/---

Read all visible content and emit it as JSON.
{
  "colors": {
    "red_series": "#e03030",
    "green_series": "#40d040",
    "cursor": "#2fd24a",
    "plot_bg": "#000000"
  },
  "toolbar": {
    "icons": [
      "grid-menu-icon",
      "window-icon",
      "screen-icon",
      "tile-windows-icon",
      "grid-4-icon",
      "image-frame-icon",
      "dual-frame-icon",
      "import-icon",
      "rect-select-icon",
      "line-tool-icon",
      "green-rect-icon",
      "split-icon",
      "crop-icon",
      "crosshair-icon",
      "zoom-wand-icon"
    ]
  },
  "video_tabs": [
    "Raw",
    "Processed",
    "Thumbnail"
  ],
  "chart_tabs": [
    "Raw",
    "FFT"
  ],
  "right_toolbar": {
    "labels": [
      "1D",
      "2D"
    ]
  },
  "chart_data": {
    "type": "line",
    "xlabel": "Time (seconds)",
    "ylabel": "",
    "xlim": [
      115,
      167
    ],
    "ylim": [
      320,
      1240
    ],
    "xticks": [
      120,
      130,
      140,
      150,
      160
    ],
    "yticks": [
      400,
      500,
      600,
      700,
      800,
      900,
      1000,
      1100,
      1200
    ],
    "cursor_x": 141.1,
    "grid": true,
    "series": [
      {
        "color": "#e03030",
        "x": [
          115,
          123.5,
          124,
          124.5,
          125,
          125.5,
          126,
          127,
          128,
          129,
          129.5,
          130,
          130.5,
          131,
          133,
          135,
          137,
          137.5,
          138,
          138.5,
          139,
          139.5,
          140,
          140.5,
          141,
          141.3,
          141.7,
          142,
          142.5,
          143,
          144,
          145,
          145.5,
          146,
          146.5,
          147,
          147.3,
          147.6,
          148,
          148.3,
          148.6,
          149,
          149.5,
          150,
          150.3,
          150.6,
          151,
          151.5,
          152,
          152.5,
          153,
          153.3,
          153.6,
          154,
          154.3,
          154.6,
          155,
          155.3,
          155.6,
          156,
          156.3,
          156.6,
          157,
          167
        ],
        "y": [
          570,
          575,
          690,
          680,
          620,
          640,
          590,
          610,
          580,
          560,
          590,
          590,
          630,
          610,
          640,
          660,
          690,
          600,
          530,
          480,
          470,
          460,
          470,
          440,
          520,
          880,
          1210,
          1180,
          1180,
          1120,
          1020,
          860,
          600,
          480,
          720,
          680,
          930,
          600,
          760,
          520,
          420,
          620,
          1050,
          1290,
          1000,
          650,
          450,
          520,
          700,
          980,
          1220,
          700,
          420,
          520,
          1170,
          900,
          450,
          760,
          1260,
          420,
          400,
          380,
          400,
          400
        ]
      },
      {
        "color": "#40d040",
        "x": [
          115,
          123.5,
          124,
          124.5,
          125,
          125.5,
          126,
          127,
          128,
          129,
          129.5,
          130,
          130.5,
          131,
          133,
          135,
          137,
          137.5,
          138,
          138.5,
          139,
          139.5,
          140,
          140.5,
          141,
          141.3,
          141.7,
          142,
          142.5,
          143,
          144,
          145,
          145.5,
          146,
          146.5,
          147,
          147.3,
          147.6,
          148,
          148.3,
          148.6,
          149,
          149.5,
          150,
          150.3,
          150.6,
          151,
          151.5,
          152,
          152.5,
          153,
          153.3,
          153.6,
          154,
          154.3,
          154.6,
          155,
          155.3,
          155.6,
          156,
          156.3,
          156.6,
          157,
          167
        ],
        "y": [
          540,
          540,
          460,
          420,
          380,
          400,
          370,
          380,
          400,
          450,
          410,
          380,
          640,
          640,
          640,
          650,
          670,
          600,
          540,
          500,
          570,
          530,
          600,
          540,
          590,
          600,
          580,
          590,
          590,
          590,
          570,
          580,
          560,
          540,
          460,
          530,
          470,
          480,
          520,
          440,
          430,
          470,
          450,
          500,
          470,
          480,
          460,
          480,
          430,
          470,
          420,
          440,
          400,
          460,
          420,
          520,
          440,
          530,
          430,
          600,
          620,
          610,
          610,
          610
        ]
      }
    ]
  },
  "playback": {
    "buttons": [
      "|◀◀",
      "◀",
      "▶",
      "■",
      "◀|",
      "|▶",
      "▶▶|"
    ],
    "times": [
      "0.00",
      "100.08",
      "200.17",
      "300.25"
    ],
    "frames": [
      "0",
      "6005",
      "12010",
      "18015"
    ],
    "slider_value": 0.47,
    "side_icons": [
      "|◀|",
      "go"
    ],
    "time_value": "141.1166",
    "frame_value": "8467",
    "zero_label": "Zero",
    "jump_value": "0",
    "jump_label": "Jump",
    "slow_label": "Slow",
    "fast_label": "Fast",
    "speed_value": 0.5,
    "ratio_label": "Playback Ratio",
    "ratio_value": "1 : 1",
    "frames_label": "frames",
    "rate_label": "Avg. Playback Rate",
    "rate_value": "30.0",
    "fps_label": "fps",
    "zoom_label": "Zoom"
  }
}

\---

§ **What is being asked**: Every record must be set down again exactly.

§ **Answer for this exercise**:
Read all visible content and emit it as JSON.
{
  "colors": {
    "red_series": "#e03030",
    "green_series": "#40d040",
    "cursor": "#2fd24a",
    "plot_bg": "#000000"
  },
  "toolbar": {
    "icons": [
      "grid-menu-icon",
      "window-icon",
      "screen-icon",
      "tile-windows-icon",
      "grid-4-icon",
      "image-frame-icon",
      "dual-frame-icon",
      "import-icon",
      "rect-select-icon",
      "line-tool-icon",
      "green-rect-icon",
      "split-icon",
      "crop-icon",
      "crosshair-icon",
      "zoom-wand-icon"
    ]
  },
  "video_tabs": [
    "Raw",
    "Processed",
    "Thumbnail"
  ],
  "chart_tabs": [
    "Raw",
    "FFT"
  ],
  "right_toolbar": {
    "labels": [
      "1D",
      "2D"
    ]
  },
  "chart_data": {
    "type": "line",
    "xlabel": "Time (seconds)",
    "ylabel": "",
    "xlim": [
      115,
      167
    ],
    "ylim": [
      320,
      1240
    ],
    "xticks": [
      120,
      130,
      140,
      150,
      160
    ],
    "yticks": [
      400,
      500,
      600,
      700,
      800,
      900,
      1000,
      1100,
      1200
    ],
    "cursor_x": 141.1,
    "grid": true,
    "series": [
      {
        "color": "#e03030",
        "x": [
          115,
          123.5,
          124,
          124.5,
          125,
          125.5,
          126,
          127,
          128,
          129,
          129.5,
          130,
          130.5,
          131,
          133,
          135,
          137,
          137.5,
          138,
          138.5,
          139,
          139.5,
          140,
          140.5,
          141,
          141.3,
          141.7,
          142,
          142.5,
          143,
          144,
          145,
          145.5,
          146,
          146.5,
          147,
          147.3,
          147.6,
          148,
          148.3,
          148.6,
          149,
          149.5,
          150,
          150.3,
          150.6,
          151,
          151.5,
          152,
          152.5,
          153,
          153.3,
          153.6,
          154,
          154.3,
          154.6,
          155,
          155.3,
          155.6,
          156,
          156.3,
          156.6,
          157,
          167
        ],
        "y": [
          570,
          575,
          690,
          680,
          620,
          640,
          590,
          610,
          580,
          560,
          590,
          590,
          630,
          610,
          640,
          660,
          690,
          600,
          530,
          480,
          470,
          460,
          470,
          440,
          520,
          880,
          1210,
          1180,
          1180,
          1120,
          1020,
          860,
          600,
          480,
          720,
          680,
          930,
          600,
          760,
          520,
          420,
          620,
          1050,
          1290,
          1000,
          650,
          450,
          520,
          700,
          980,
          1220,
          700,
          420,
          520,
          1170,
          900,
          450,
          760,
          1260,
          420,
          400,
          380,
          400,
          400
        ]
      },
      {
        "color": "#40d040",
        "x": [
          115,
          123.5,
          124,
          124.5,
          125,
          125.5,
          126,
          127,
          128,
          129,
          129.5,
          130,
          130.5,
          131,
          133,
          135,
          137,
          137.5,
          138,
          138.5,
          139,
          139.5,
          140,
          140.5,
          141,
          141.3,
          141.7,
          142,
          142.5,
          143,
          144,
          145,
          145.5,
          146,
          146.5,
          147,
          147.3,
          147.6,
          148,
          148.3,
          148.6,
          149,
          149.5,
          150,
          150.3,
          150.6,
          151,
          151.5,
          152,
          152.5,
          153,
          153.3,
          153.6,
          154,
          154.3,
          154.6,
          155,
          155.3,
          155.6,
          156,
          156.3,
          156.6,
          157,
          167
        ],
        "y": [
          540,
          540,
          460,
          420,
          380,
          400,
          370,
          380,
          400,
          450,
          410,
          380,
          640,
          640,
          640,
          650,
          670,
          600,
          540,
          500,
          570,
          530,
          600,
          540,
          590,
          600,
          580,
          590,
          590,
          590,
          570,
          580,
          560,
          540,
          460,
          530,
          470,
          480,
          520,
          440,
          430,
          470,
          450,
          500,
          470,
          480,
          460,
          480,
          430,
          470,
          420,
          440,
          400,
          460,
          420,
          520,
          440,
          530,
          430,
          600,
          620,
          610,
          610,
          610
        ]
      }
    ]
  },
  "playback": {
    "buttons": [
      "|◀◀",
      "◀",
      "▶",
      "■",
      "◀|",
      "|▶",
      "▶▶|"
    ],
    "times": [
      "0.00",
      "100.08",
      "200.17",
      "300.25"
    ],
    "frames": [
      "0",
      "6005",
      "12010",
      "18015"
    ],
    "slider_value": 0.47,
    "side_icons": [
      "|◀|",
      "go"
    ],
    "time_value": "141.1166",
    "frame_value": "8467",
    "zero_label": "Zero",
    "jump_value": "0",
    "jump_label": "Jump",
    "slow_label": "Slow",
    "fast_label": "Fast",
    "speed_value": 0.5,
    "ratio_label": "Playback Ratio",
    "ratio_value": "1 : 1",
    "frames_label": "frames",
    "rate_label": "Avg. Playback Rate",
    "rate_value": "30.0",
    "fps_label": "fps",
    "zoom_label": "Zoom"
  }
}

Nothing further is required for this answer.